WHAT YOU ARE ASKED TO DO: Write out the lines below once more, exactly as they appear. Do not include pictures.

Website and app data records:
- - -
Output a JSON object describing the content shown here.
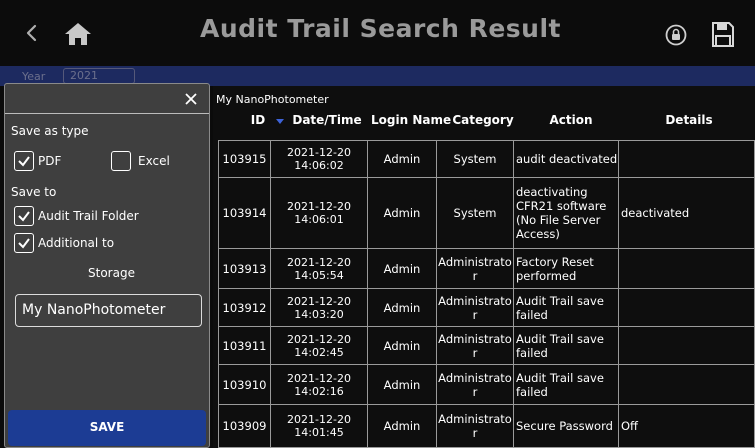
{
  "header": {
    "title": "Audit Trail Search Result",
    "icons": [
      "chevron-left-icon",
      "home-icon",
      "lock-icon",
      "save-disk-icon"
    ]
  },
  "filter": {
    "year_label": "Year",
    "year_value": "2021"
  },
  "panel": {
    "save_as_type_label": "Save as type",
    "pdf_label": "PDF",
    "pdf_checked": true,
    "excel_label": "Excel",
    "excel_checked": false,
    "save_to_label": "Save to",
    "audit_folder_label": "Audit Trail Folder",
    "audit_folder_checked": true,
    "additional_label": "Additional to",
    "additional_checked": true,
    "storage_label": "Storage",
    "filename_value": "My NanoPhotometer",
    "save_button": "SAVE"
  },
  "table": {
    "title": "My NanoPhotometer",
    "columns": [
      "ID",
      "Date/Time",
      "Login Name",
      "Category",
      "Action",
      "Details"
    ],
    "rows": [
      {
        "id": "103915",
        "date": "2021-12-20",
        "time": "14:06:02",
        "login": "Admin",
        "category": "System",
        "action": "audit deactivated",
        "details": ""
      },
      {
        "id": "103914",
        "date": "2021-12-20",
        "time": "14:06:01",
        "login": "Admin",
        "category": "System",
        "action": "deactivating CFR21 software (No File Server Access)",
        "details": "deactivated"
      },
      {
        "id": "103913",
        "date": "2021-12-20",
        "time": "14:05:54",
        "login": "Admin",
        "category": "Administrator",
        "action": "Factory Reset performed",
        "details": ""
      },
      {
        "id": "103912",
        "date": "2021-12-20",
        "time": "14:03:20",
        "login": "Admin",
        "category": "Administrator",
        "action": "Audit Trail save failed",
        "details": ""
      },
      {
        "id": "103911",
        "date": "2021-12-20",
        "time": "14:02:45",
        "login": "Admin",
        "category": "Administrator",
        "action": "Audit Trail save failed",
        "details": ""
      },
      {
        "id": "103910",
        "date": "2021-12-20",
        "time": "14:02:16",
        "login": "Admin",
        "category": "Administrator",
        "action": "Audit Trail save failed",
        "details": ""
      },
      {
        "id": "103909",
        "date": "2021-12-20",
        "time": "14:01:45",
        "login": "Admin",
        "category": "Administrator",
        "action": "Secure Password",
        "details": "Off"
      }
    ]
  },
  "colors": {
    "header_bg": "#0c0c0c",
    "title_gray": "#9a9a9a",
    "strip_blue": "#1d2a60",
    "panel_bg": "#3f3f3f",
    "save_blue": "#1c3c94",
    "sort_arrow": "#3d63d8"
  }
}
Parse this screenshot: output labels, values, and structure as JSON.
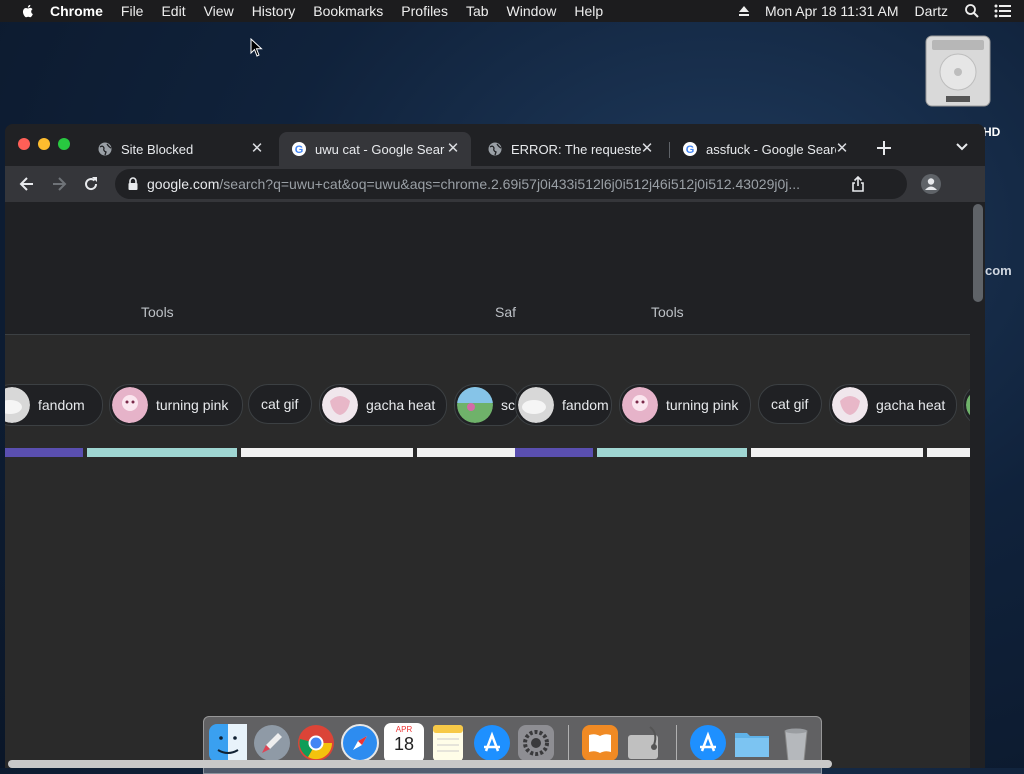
{
  "menubar": {
    "app_name": "Chrome",
    "items": [
      "File",
      "Edit",
      "View",
      "History",
      "Bookmarks",
      "Profiles",
      "Tab",
      "Window",
      "Help"
    ],
    "datetime": "Mon Apr 18  11:31 AM",
    "user": "Dartz",
    "icons": [
      "apple-icon",
      "eject-icon",
      "spotlight-search-icon",
      "control-center-icon"
    ]
  },
  "desktop": {
    "disk_label": "HD",
    "background_text": "com"
  },
  "browser": {
    "tabs": [
      {
        "title": "Site Blocked",
        "favicon": "globe-icon",
        "active": false
      },
      {
        "title": "uwu cat - Google Search",
        "favicon": "google-g-icon",
        "active": true
      },
      {
        "title": "ERROR: The requested URL could not be retrieved",
        "favicon": "globe-icon",
        "active": false
      },
      {
        "title": "assfuck - Google Search",
        "favicon": "google-g-icon",
        "active": false
      }
    ],
    "url_host": "google.com",
    "url_path": "/search?q=uwu+cat&oq=uwu&aqs=chrome.2.69i57j0i433i512l6j0i512j46i512j0i512.43029j0j..."
  },
  "page": {
    "nav_texts": [
      "Tools",
      "Saf",
      "Tools"
    ],
    "chips": [
      {
        "label": "fandom",
        "thumb": "cat-thumb"
      },
      {
        "label": "turning pink",
        "thumb": "anime-pink-thumb"
      },
      {
        "label": "cat gif",
        "thumb": ""
      },
      {
        "label": "gacha heat",
        "thumb": "anime-sketch-thumb"
      },
      {
        "label": "sc",
        "thumb": "game-thumb"
      }
    ],
    "chips_repeat": [
      {
        "label": "fandom",
        "thumb": "cat-thumb"
      },
      {
        "label": "turning pink",
        "thumb": "anime-pink-thumb"
      },
      {
        "label": "cat gif",
        "thumb": ""
      },
      {
        "label": "gacha heat",
        "thumb": "anime-sketch-thumb"
      }
    ]
  },
  "dock": {
    "apps": [
      "finder-icon",
      "launchpad-icon",
      "chrome-icon",
      "safari-icon",
      "calendar-icon",
      "notes-icon",
      "app-store-icon",
      "system-preferences-icon",
      "books-icon",
      "disk-utility-icon",
      "app-store-download-icon",
      "folder-icon",
      "trash-icon"
    ],
    "calendar_month": "APR",
    "calendar_day": "18"
  },
  "colors": {
    "close": "#ff5f57",
    "minimize": "#febc2e",
    "zoom": "#28c840",
    "chrome_dark": "#202124",
    "chrome_toolbar": "#35363a"
  }
}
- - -
SOLUTION TO THE PROBLEM:
Output a JSON object describing the content shown here.
{
  "header": {
    "title": "Audit Trail Search Result",
    "icons": [
      "chevron-left-icon",
      "home-icon",
      "lock-icon",
      "save-disk-icon"
    ]
  },
  "filter": {
    "year_label": "Year",
    "year_value": "2021"
  },
  "panel": {
    "save_as_type_label": "Save as type",
    "pdf_label": "PDF",
    "pdf_checked": true,
    "excel_label": "Excel",
    "excel_checked": false,
    "save_to_label": "Save to",
    "audit_folder_label": "Audit Trail Folder",
    "audit_folder_checked": true,
    "additional_label": "Additional to",
    "additional_checked": true,
    "storage_label": "Storage",
    "filename_value": "My NanoPhotometer",
    "save_button": "SAVE"
  },
  "table": {
    "title": "My NanoPhotometer",
    "columns": [
      "ID",
      "Date/Time",
      "Login Name",
      "Category",
      "Action",
      "Details"
    ],
    "rows": [
      {
        "id": "103915",
        "date": "2021-12-20",
        "time": "14:06:02",
        "login": "Admin",
        "category": "System",
        "action": "audit deactivated",
        "details": ""
      },
      {
        "id": "103914",
        "date": "2021-12-20",
        "time": "14:06:01",
        "login": "Admin",
        "category": "System",
        "action": "deactivating CFR21 software (No File Server Access)",
        "details": "deactivated"
      },
      {
        "id": "103913",
        "date": "2021-12-20",
        "time": "14:05:54",
        "login": "Admin",
        "category": "Administrator",
        "action": "Factory Reset performed",
        "details": ""
      },
      {
        "id": "103912",
        "date": "2021-12-20",
        "time": "14:03:20",
        "login": "Admin",
        "category": "Administrator",
        "action": "Audit Trail save failed",
        "details": ""
      },
      {
        "id": "103911",
        "date": "2021-12-20",
        "time": "14:02:45",
        "login": "Admin",
        "category": "Administrator",
        "action": "Audit Trail save failed",
        "details": ""
      },
      {
        "id": "103910",
        "date": "2021-12-20",
        "time": "14:02:16",
        "login": "Admin",
        "category": "Administrator",
        "action": "Audit Trail save failed",
        "details": ""
      },
      {
        "id": "103909",
        "date": "2021-12-20",
        "time": "14:01:45",
        "login": "Admin",
        "category": "Administrator",
        "action": "Secure Password",
        "details": "Off"
      }
    ]
  },
  "colors": {
    "header_bg": "#0c0c0c",
    "title_gray": "#9a9a9a",
    "strip_blue": "#1d2a60",
    "panel_bg": "#3f3f3f",
    "save_blue": "#1c3c94",
    "sort_arrow": "#3d63d8"
  }
}
Parse this screenshot: output labels, values, and structure as JSON.
{
  "menubar": {
    "app_name": "Chrome",
    "items": [
      "File",
      "Edit",
      "View",
      "History",
      "Bookmarks",
      "Profiles",
      "Tab",
      "Window",
      "Help"
    ],
    "datetime": "Mon Apr 18  11:31 AM",
    "user": "Dartz",
    "icons": [
      "apple-icon",
      "eject-icon",
      "spotlight-search-icon",
      "control-center-icon"
    ]
  },
  "desktop": {
    "disk_label": "HD",
    "background_text": "com"
  },
  "browser": {
    "tabs": [
      {
        "title": "Site Blocked",
        "favicon": "globe-icon",
        "active": false
      },
      {
        "title": "uwu cat - Google Search",
        "favicon": "google-g-icon",
        "active": true
      },
      {
        "title": "ERROR: The requested URL could not be retrieved",
        "favicon": "globe-icon",
        "active": false
      },
      {
        "title": "assfuck - Google Search",
        "favicon": "google-g-icon",
        "active": false
      }
    ],
    "url_host": "google.com",
    "url_path": "/search?q=uwu+cat&oq=uwu&aqs=chrome.2.69i57j0i433i512l6j0i512j46i512j0i512.43029j0j..."
  },
  "page": {
    "nav_texts": [
      "Tools",
      "Saf",
      "Tools"
    ],
    "chips": [
      {
        "label": "fandom",
        "thumb": "cat-thumb"
      },
      {
        "label": "turning pink",
        "thumb": "anime-pink-thumb"
      },
      {
        "label": "cat gif",
        "thumb": ""
      },
      {
        "label": "gacha heat",
        "thumb": "anime-sketch-thumb"
      },
      {
        "label": "sc",
        "thumb": "game-thumb"
      }
    ],
    "chips_repeat": [
      {
        "label": "fandom",
        "thumb": "cat-thumb"
      },
      {
        "label": "turning pink",
        "thumb": "anime-pink-thumb"
      },
      {
        "label": "cat gif",
        "thumb": ""
      },
      {
        "label": "gacha heat",
        "thumb": "anime-sketch-thumb"
      }
    ]
  },
  "dock": {
    "apps": [
      "finder-icon",
      "launchpad-icon",
      "chrome-icon",
      "safari-icon",
      "calendar-icon",
      "notes-icon",
      "app-store-icon",
      "system-preferences-icon",
      "books-icon",
      "disk-utility-icon",
      "app-store-download-icon",
      "folder-icon",
      "trash-icon"
    ],
    "calendar_month": "APR",
    "calendar_day": "18"
  },
  "colors": {
    "close": "#ff5f57",
    "minimize": "#febc2e",
    "zoom": "#28c840",
    "chrome_dark": "#202124",
    "chrome_toolbar": "#35363a"
  }
}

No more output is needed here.